# Dataset records:
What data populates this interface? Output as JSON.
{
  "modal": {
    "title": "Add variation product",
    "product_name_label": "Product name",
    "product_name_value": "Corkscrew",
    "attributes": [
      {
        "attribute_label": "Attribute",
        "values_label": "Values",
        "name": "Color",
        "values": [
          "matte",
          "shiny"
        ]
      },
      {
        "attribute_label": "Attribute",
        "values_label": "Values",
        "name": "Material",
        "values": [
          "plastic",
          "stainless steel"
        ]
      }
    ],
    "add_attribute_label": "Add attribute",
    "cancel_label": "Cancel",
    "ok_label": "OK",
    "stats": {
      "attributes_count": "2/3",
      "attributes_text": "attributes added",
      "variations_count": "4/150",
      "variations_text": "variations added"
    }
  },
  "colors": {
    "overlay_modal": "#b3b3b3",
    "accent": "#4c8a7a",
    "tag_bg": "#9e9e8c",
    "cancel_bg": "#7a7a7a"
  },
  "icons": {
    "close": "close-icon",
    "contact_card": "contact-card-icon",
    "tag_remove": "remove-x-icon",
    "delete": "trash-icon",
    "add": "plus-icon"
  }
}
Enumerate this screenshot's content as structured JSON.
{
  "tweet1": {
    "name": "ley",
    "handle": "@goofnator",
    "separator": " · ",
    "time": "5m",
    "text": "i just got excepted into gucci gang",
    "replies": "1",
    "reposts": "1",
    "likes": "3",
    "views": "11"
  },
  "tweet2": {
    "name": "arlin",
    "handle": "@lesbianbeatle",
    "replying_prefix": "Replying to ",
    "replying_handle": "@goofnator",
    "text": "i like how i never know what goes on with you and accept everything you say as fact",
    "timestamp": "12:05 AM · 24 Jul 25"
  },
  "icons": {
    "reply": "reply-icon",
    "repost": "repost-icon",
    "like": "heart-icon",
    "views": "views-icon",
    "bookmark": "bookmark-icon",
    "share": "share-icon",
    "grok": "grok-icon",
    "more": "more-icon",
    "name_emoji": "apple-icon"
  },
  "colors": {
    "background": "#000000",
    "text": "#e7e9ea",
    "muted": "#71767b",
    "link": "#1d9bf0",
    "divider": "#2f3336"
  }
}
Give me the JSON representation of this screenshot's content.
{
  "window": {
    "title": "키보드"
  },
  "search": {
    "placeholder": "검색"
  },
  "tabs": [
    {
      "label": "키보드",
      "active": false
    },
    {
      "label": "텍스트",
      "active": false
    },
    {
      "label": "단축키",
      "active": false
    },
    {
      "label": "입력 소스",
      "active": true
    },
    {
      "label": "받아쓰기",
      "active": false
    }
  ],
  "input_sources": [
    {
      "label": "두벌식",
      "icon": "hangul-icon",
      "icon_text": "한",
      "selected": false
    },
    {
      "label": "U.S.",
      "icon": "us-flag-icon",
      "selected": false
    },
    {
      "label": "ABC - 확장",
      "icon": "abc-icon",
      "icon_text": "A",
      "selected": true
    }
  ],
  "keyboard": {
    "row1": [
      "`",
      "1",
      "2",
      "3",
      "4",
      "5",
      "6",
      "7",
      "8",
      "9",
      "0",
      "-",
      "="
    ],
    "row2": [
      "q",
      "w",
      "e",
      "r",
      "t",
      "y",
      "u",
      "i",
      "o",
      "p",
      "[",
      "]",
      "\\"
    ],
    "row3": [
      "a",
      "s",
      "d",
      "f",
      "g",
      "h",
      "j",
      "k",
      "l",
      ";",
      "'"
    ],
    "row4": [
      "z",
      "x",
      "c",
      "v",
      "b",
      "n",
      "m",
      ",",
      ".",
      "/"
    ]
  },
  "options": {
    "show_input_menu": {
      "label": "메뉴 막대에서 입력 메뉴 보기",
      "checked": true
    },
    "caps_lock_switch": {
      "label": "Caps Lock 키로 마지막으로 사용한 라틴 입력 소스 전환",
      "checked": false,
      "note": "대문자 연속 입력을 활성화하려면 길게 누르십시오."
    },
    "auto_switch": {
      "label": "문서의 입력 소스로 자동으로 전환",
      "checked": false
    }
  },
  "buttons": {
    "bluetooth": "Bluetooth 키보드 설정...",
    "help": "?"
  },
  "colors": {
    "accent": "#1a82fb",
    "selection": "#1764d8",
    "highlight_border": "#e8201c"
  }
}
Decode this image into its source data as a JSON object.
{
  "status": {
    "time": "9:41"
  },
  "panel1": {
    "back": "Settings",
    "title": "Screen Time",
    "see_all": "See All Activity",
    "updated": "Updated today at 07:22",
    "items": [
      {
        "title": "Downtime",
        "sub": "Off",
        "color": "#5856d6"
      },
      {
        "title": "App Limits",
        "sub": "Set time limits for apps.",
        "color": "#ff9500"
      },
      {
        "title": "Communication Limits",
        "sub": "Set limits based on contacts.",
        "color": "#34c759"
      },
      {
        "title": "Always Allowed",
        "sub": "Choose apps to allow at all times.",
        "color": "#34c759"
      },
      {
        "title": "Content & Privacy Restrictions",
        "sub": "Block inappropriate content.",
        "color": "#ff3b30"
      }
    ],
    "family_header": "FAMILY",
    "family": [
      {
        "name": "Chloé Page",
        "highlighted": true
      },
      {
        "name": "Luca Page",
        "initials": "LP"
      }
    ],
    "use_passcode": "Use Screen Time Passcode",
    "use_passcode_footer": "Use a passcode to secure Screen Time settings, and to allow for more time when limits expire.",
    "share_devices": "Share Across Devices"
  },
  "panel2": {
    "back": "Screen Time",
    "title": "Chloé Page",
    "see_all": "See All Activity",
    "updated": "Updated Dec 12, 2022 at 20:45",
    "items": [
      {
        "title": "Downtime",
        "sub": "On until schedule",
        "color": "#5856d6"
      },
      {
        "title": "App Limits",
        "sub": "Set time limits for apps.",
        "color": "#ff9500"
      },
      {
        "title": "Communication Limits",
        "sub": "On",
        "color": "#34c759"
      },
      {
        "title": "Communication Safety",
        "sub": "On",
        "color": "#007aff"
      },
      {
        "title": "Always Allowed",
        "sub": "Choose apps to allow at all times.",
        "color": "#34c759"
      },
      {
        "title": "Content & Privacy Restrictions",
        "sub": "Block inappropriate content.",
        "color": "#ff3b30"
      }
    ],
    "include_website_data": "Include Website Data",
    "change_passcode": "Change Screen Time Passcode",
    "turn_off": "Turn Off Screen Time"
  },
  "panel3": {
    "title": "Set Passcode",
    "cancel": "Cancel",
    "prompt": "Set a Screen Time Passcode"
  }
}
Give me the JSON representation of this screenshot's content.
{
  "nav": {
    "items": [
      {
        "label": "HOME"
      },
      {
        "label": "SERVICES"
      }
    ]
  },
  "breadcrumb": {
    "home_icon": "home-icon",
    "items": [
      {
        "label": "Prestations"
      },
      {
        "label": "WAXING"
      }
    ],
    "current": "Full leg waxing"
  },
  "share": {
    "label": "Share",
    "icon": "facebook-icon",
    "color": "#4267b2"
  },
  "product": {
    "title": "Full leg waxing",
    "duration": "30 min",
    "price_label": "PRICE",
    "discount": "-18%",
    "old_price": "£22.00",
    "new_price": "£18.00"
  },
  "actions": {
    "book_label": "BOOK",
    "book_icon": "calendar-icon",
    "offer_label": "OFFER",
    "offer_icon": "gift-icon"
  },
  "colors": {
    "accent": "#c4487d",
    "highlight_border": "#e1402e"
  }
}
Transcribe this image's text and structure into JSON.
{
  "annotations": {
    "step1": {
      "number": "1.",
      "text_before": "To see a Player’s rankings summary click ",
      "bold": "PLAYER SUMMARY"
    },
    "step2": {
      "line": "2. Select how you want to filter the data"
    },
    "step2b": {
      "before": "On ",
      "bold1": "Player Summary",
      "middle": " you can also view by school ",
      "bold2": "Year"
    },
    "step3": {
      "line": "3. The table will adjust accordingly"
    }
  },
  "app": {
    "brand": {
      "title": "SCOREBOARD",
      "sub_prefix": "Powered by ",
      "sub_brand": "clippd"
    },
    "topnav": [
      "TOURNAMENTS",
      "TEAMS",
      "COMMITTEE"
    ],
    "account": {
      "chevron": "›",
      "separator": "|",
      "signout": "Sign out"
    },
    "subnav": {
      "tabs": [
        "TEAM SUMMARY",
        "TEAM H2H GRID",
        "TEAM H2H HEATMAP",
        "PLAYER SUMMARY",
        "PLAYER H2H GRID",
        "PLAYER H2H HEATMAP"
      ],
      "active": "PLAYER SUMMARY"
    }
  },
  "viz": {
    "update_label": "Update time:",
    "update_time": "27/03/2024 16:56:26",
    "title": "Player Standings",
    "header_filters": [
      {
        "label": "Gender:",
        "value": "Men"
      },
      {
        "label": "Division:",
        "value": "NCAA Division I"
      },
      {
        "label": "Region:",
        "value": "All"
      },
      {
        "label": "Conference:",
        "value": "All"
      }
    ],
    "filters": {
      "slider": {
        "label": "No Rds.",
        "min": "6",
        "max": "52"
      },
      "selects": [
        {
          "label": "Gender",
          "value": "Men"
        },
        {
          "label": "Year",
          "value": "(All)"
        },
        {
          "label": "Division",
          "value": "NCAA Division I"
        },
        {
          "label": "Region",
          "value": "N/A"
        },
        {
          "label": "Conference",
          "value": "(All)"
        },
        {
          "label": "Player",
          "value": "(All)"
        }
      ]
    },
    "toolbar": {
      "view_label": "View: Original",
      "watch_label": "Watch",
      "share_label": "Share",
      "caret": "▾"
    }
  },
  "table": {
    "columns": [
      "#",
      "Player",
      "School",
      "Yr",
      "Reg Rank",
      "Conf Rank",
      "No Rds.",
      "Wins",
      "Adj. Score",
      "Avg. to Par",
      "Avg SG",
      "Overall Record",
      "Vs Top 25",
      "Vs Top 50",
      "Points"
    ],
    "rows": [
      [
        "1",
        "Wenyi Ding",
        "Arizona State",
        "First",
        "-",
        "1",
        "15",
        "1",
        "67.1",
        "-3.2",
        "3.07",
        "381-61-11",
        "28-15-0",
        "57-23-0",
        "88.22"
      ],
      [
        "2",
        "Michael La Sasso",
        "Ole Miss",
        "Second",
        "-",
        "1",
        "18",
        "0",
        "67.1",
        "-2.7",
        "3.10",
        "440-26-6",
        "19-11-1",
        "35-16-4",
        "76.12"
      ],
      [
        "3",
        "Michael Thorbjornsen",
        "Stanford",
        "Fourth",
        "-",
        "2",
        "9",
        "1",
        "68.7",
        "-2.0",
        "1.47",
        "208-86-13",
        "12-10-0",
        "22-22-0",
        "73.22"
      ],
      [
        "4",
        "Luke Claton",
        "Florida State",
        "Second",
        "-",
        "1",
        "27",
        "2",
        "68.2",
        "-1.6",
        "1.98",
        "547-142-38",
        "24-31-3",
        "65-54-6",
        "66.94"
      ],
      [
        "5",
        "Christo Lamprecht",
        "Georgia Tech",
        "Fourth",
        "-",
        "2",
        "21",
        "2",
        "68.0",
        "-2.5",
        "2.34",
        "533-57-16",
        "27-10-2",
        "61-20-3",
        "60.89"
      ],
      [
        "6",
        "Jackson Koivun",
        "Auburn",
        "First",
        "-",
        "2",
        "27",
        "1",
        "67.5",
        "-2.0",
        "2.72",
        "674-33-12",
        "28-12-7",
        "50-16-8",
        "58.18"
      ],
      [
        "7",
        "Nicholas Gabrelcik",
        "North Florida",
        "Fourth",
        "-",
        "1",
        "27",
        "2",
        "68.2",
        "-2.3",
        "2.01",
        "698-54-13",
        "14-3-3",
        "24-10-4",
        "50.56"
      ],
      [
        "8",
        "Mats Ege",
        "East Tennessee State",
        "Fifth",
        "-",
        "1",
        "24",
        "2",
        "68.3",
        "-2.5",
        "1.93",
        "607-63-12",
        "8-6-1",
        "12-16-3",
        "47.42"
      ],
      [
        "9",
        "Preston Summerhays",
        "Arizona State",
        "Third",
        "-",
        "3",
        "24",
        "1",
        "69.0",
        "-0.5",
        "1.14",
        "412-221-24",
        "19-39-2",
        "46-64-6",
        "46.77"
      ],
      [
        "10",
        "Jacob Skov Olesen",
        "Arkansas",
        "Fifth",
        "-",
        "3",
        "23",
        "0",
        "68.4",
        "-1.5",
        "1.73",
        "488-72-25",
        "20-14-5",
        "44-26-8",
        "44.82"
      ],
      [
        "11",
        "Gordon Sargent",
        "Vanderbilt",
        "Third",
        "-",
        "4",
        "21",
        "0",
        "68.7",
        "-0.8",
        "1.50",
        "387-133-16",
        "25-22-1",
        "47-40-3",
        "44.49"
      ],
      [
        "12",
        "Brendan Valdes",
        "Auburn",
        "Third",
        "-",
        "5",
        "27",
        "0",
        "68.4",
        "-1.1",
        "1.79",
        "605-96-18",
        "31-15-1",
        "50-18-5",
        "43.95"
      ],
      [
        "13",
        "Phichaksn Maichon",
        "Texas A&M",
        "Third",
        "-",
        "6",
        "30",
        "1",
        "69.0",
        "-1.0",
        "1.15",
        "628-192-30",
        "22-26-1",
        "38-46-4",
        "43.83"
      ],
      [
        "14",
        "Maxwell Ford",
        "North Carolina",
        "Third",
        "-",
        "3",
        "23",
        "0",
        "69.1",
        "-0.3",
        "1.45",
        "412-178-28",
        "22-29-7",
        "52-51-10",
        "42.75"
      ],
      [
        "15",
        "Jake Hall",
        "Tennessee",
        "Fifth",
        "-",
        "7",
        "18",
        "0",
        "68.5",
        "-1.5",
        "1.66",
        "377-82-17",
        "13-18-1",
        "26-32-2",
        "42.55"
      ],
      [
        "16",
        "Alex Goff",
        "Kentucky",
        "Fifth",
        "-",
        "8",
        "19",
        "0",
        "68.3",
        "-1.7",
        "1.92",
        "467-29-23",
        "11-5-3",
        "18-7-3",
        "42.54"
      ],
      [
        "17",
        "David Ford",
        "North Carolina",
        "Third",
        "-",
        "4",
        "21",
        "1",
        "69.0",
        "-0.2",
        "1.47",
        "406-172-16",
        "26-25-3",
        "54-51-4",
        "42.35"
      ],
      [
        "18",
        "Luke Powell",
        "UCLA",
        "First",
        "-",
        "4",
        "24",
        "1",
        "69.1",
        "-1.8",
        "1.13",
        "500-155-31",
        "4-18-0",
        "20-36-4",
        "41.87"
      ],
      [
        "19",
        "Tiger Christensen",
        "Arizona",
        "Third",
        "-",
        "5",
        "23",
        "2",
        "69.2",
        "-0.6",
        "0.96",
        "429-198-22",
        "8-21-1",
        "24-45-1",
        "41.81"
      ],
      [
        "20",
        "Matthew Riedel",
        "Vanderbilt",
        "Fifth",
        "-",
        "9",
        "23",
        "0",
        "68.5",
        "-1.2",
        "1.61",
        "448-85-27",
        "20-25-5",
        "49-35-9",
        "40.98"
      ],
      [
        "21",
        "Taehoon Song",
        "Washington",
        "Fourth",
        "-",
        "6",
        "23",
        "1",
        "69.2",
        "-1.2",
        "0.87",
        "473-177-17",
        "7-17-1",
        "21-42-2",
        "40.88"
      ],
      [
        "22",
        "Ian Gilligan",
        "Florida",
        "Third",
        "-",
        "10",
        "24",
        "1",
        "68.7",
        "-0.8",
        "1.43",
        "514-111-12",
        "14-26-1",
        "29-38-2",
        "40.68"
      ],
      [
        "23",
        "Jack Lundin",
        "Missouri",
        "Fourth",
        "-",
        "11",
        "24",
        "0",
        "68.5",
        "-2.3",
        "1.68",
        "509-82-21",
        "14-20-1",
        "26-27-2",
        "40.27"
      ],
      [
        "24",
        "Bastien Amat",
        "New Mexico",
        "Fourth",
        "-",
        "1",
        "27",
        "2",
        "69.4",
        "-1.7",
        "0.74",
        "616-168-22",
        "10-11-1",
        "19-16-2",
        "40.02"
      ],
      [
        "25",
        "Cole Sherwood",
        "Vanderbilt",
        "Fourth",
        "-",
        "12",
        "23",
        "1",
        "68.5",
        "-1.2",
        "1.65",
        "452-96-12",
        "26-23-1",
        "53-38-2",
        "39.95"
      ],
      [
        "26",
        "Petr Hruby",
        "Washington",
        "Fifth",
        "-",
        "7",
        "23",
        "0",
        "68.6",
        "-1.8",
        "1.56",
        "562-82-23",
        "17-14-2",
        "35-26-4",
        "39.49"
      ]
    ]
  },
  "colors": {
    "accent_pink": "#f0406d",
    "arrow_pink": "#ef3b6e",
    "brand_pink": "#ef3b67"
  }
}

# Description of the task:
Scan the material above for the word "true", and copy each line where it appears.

# Finished task:
      "active": true
      "selected": true
      "checked": true
        "highlighted": true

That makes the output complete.